*Task prompt:*
Write out the data that follows exactly, keeping every picture out.

*Information shown:*
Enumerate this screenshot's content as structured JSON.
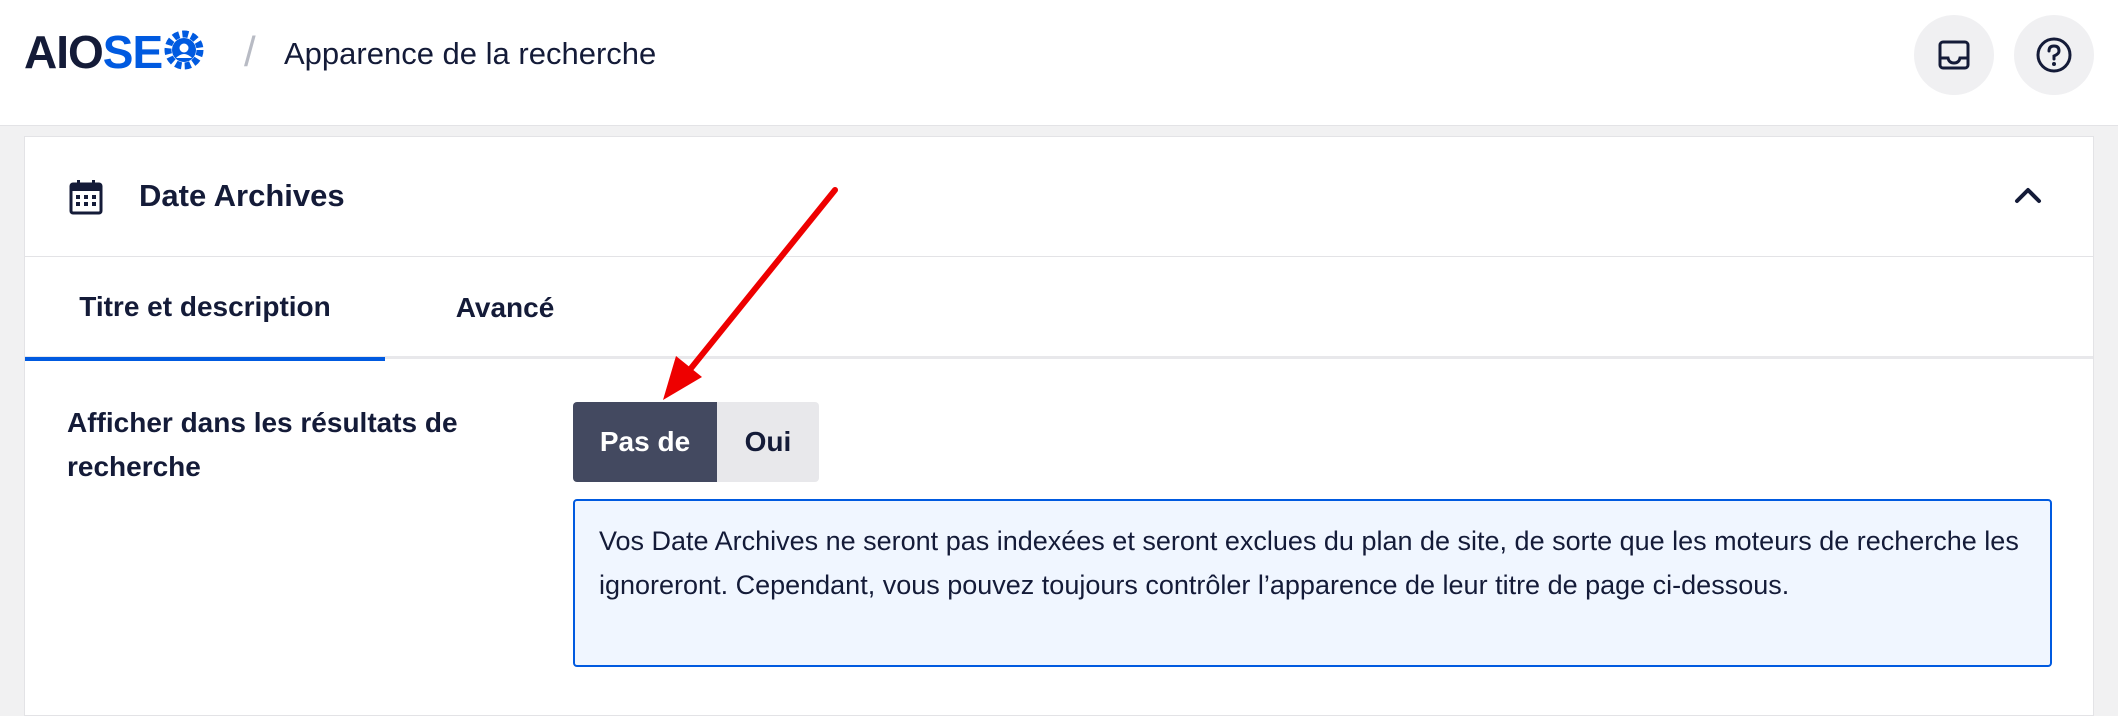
{
  "header": {
    "logo_left": "AIO",
    "logo_right": "SE",
    "breadcrumb_separator": "/",
    "title": "Apparence de la recherche",
    "icons": [
      "inbox-icon",
      "help-icon"
    ]
  },
  "card": {
    "title": "Date Archives",
    "icon": "calendar-icon",
    "collapse_icon": "chevron-up-icon"
  },
  "tabs": [
    {
      "label": "Titre et description",
      "active": true
    },
    {
      "label": "Avancé",
      "active": false
    }
  ],
  "setting": {
    "label": "Afficher dans les résultats de recherche",
    "options": [
      {
        "label": "Pas de",
        "selected": true
      },
      {
        "label": "Oui",
        "selected": false
      }
    ],
    "notice": "Vos Date Archives ne seront pas indexées et seront exclues du plan de site, de sorte que les moteurs de recherche les ignoreront. Cependant, vous pouvez toujours contrôler l’apparence de leur titre de page ci-dessous."
  },
  "colors": {
    "brand": "#005ae0",
    "dark": "#141b38",
    "toggle_active": "#434960",
    "annotation_arrow": "#ee0000"
  }
}
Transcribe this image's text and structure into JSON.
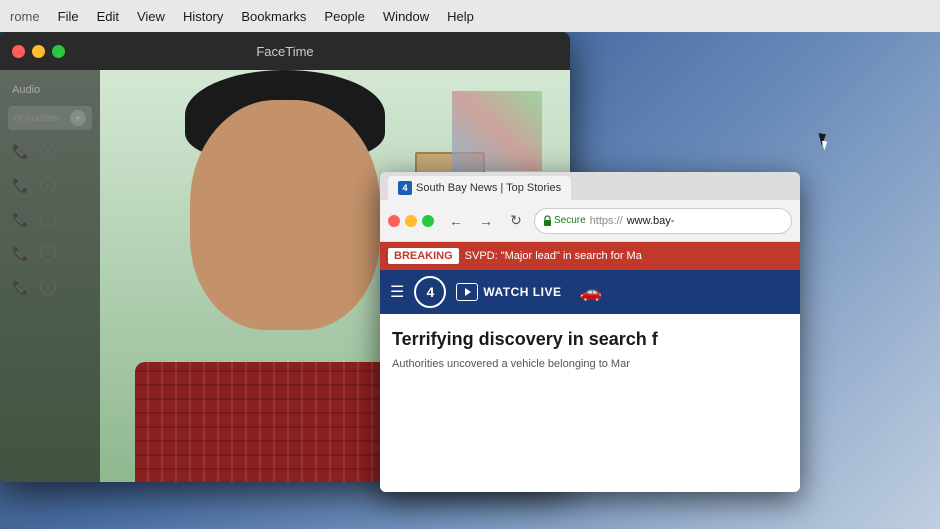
{
  "menubar": {
    "items": [
      {
        "id": "chrome-partial",
        "label": "rome"
      },
      {
        "id": "file",
        "label": "File"
      },
      {
        "id": "edit",
        "label": "Edit"
      },
      {
        "id": "view",
        "label": "View"
      },
      {
        "id": "history",
        "label": "History"
      },
      {
        "id": "bookmarks",
        "label": "Bookmarks"
      },
      {
        "id": "people",
        "label": "People"
      },
      {
        "id": "window",
        "label": "Window"
      },
      {
        "id": "help",
        "label": "Help"
      }
    ]
  },
  "facetime": {
    "title": "FaceTime",
    "sidebar": {
      "audio_label": "Audio",
      "input_placeholder": "or number",
      "contacts": [
        {},
        {},
        {},
        {},
        {}
      ]
    }
  },
  "chrome": {
    "tab_title": "South Bay News | Top Stories",
    "favicon_label": "4",
    "nav": {
      "back": "←",
      "forward": "→",
      "reload": "↻"
    },
    "addressbar": {
      "secure_text": "Secure",
      "url_prefix": "https://",
      "url_domain": "www.bay-"
    },
    "breaking": {
      "label": "BREAKING",
      "text": "SVPD: \"Major lead\" in search for Ma"
    },
    "navbar": {
      "watch_live": "WATCH LIVE",
      "logo_label": "4"
    },
    "article": {
      "headline": "Terrifying discovery in search f",
      "subtext": "Authorities uncovered a vehicle belonging to Mar"
    }
  }
}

*Answer to the exercise:*
Enumerate this screenshot's content as structured JSON.
{
  "header": {
    "logo_left": "AIO",
    "logo_right": "SE",
    "breadcrumb_separator": "/",
    "title": "Apparence de la recherche",
    "icons": [
      "inbox-icon",
      "help-icon"
    ]
  },
  "card": {
    "title": "Date Archives",
    "icon": "calendar-icon",
    "collapse_icon": "chevron-up-icon"
  },
  "tabs": [
    {
      "label": "Titre et description",
      "active": true
    },
    {
      "label": "Avancé",
      "active": false
    }
  ],
  "setting": {
    "label": "Afficher dans les résultats de recherche",
    "options": [
      {
        "label": "Pas de",
        "selected": true
      },
      {
        "label": "Oui",
        "selected": false
      }
    ],
    "notice": "Vos Date Archives ne seront pas indexées et seront exclues du plan de site, de sorte que les moteurs de recherche les ignoreront. Cependant, vous pouvez toujours contrôler l’apparence de leur titre de page ci-dessous."
  },
  "colors": {
    "brand": "#005ae0",
    "dark": "#141b38",
    "toggle_active": "#434960",
    "annotation_arrow": "#ee0000"
  }
}
Transcribe this image's text and structure into JSON.
{
  "menubar": {
    "items": [
      {
        "id": "chrome-partial",
        "label": "rome"
      },
      {
        "id": "file",
        "label": "File"
      },
      {
        "id": "edit",
        "label": "Edit"
      },
      {
        "id": "view",
        "label": "View"
      },
      {
        "id": "history",
        "label": "History"
      },
      {
        "id": "bookmarks",
        "label": "Bookmarks"
      },
      {
        "id": "people",
        "label": "People"
      },
      {
        "id": "window",
        "label": "Window"
      },
      {
        "id": "help",
        "label": "Help"
      }
    ]
  },
  "facetime": {
    "title": "FaceTime",
    "sidebar": {
      "audio_label": "Audio",
      "input_placeholder": "or number",
      "contacts": [
        {},
        {},
        {},
        {},
        {}
      ]
    }
  },
  "chrome": {
    "tab_title": "South Bay News | Top Stories",
    "favicon_label": "4",
    "nav": {
      "back": "←",
      "forward": "→",
      "reload": "↻"
    },
    "addressbar": {
      "secure_text": "Secure",
      "url_prefix": "https://",
      "url_domain": "www.bay-"
    },
    "breaking": {
      "label": "BREAKING",
      "text": "SVPD: \"Major lead\" in search for Ma"
    },
    "navbar": {
      "watch_live": "WATCH LIVE",
      "logo_label": "4"
    },
    "article": {
      "headline": "Terrifying discovery in search f",
      "subtext": "Authorities uncovered a vehicle belonging to Mar"
    }
  }
}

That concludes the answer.